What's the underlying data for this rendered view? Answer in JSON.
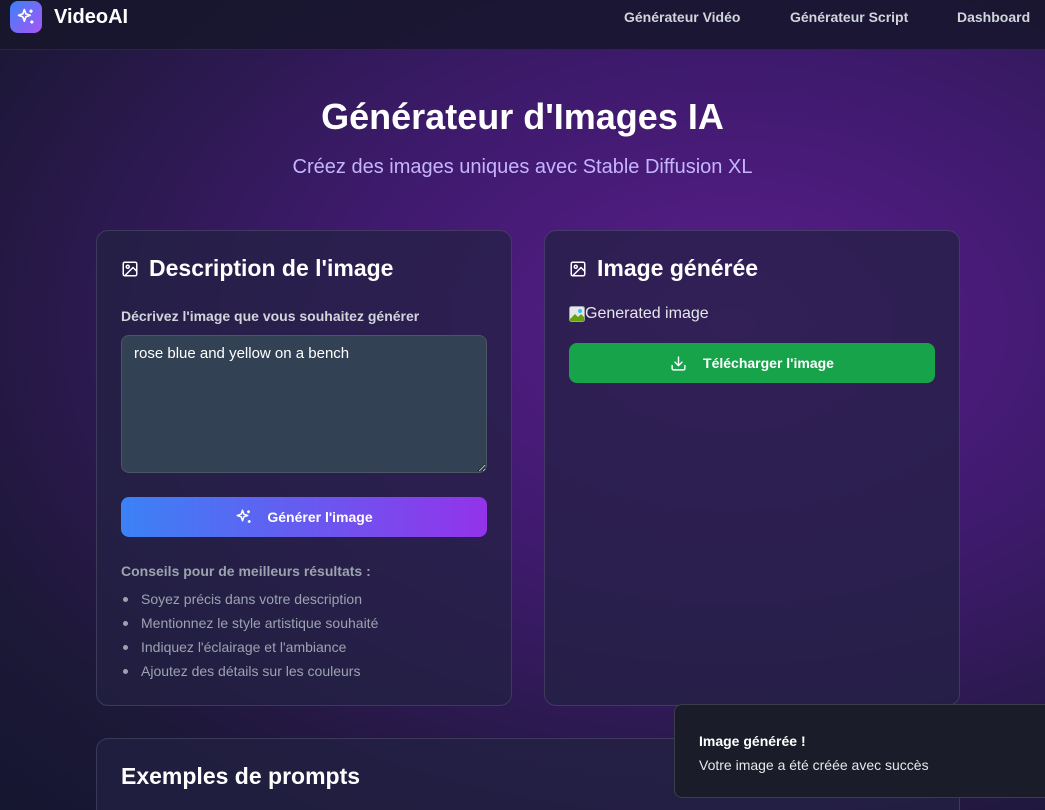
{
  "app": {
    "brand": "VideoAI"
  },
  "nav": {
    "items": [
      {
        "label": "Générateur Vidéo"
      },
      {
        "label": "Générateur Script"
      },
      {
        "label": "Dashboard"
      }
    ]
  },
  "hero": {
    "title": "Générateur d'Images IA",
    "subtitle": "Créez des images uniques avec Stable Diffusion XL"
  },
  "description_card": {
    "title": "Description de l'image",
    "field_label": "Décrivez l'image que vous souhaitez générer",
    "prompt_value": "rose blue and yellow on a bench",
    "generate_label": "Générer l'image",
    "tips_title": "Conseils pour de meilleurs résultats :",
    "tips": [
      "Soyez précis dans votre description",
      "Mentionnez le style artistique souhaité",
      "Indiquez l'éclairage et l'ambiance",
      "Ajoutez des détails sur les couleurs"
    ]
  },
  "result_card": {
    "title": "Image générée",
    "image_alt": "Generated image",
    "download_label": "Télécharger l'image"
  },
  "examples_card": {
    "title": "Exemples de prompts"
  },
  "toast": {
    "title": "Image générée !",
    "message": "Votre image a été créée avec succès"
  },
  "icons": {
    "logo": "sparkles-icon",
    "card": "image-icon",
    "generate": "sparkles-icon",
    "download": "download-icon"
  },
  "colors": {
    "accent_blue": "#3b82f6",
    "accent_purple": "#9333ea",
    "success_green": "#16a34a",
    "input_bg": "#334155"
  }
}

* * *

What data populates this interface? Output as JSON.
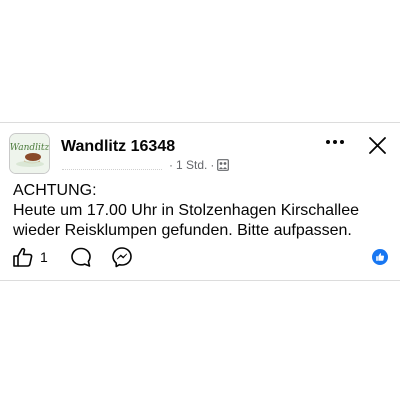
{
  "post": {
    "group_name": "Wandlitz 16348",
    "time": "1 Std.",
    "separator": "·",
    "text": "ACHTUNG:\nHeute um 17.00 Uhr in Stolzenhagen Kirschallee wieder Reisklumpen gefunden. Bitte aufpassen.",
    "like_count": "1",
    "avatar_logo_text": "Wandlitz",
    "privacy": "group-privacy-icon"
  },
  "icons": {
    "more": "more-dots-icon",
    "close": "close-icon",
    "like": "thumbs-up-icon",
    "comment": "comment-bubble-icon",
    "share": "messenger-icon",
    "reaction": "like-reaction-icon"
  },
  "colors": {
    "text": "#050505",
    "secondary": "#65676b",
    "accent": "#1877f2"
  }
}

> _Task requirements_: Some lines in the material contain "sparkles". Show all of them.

> _Expected answer_:
    "logo": "sparkles-icon",
    "generate": "sparkles-icon",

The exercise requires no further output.